Tulip ‘Angelique,’ the tree peony, the earliest red herbaceous peonies, and the dogwood blooms have all faded. Now my Zone 6 garden is preparing for the next wave of awesomeness.
Starting along the front fence, where passersby are most likely to enjoy the view for a few seconds as they speed past…
The Amur Honeysuckle is in bloom and throwing a magnificent scent.
The herbaceous peonies have been ready to pop for a couple of weeks, it seems.
The front fence used to be more festive in the spring, until one landscaper a couple years back thought my oriental poppies looked like broadleaf weeds and nuked them with Round-Up, and overmulched my Siberian Irises such that most of them didn’t make it. The ones that did make it got weed-whacked by our lawn guys earlier this spring; apparently, they looked like grass to someone.
Chalk it up to life experience, and the knowledge that gardens are mutable and ever-changing, anyway. Moving on… (more…)
Technically, Bloom Day was two days ago, but better late than never, yes? I actually did get out to take these photos on the 15th, but didn’t get around to posting them until tonight.
Here in my NW Ohio Zone 6 garden, spring seems to be a good week or two ahead of schedule. One day last week, all the spring bulbs decided it was time to bloom. (I mean that, too — I left for work at 8am to tightly closed daffodil buds and came home at 5pm to a yard full of nodding yellow heads.)

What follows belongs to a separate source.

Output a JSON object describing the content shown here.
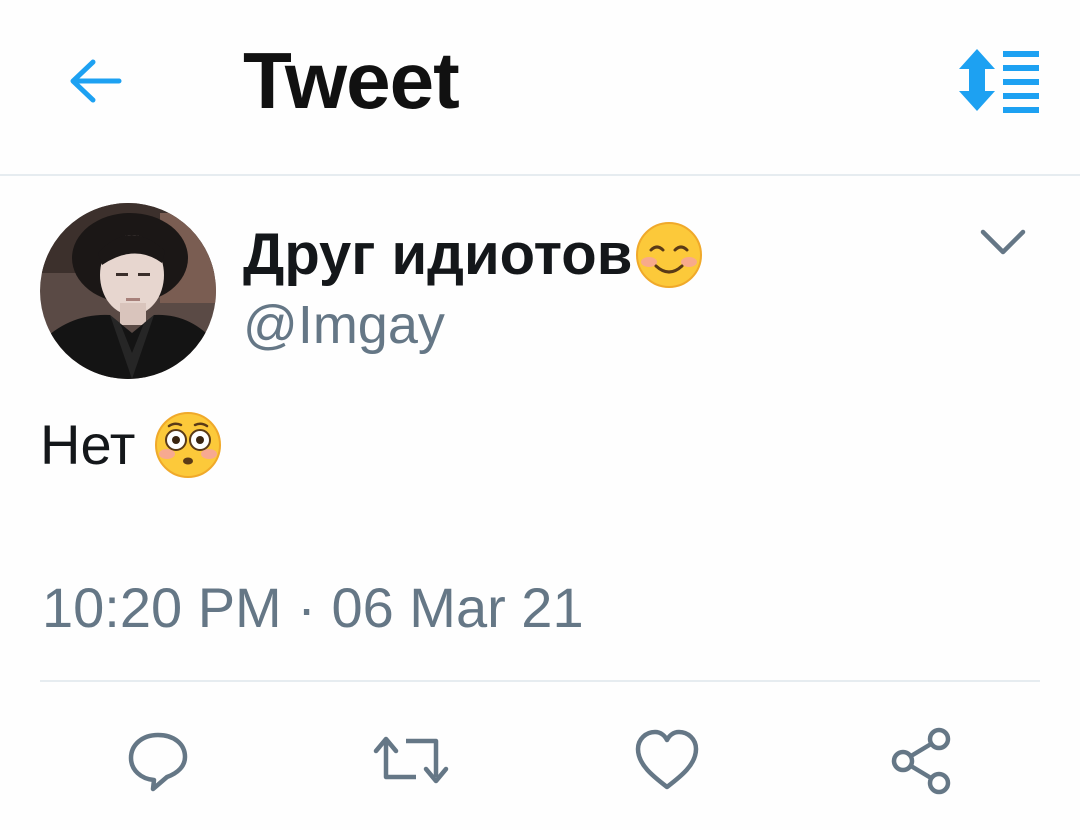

I don’t know what all these varieties are, as they came with the house when we moved in some four years back, but here they are: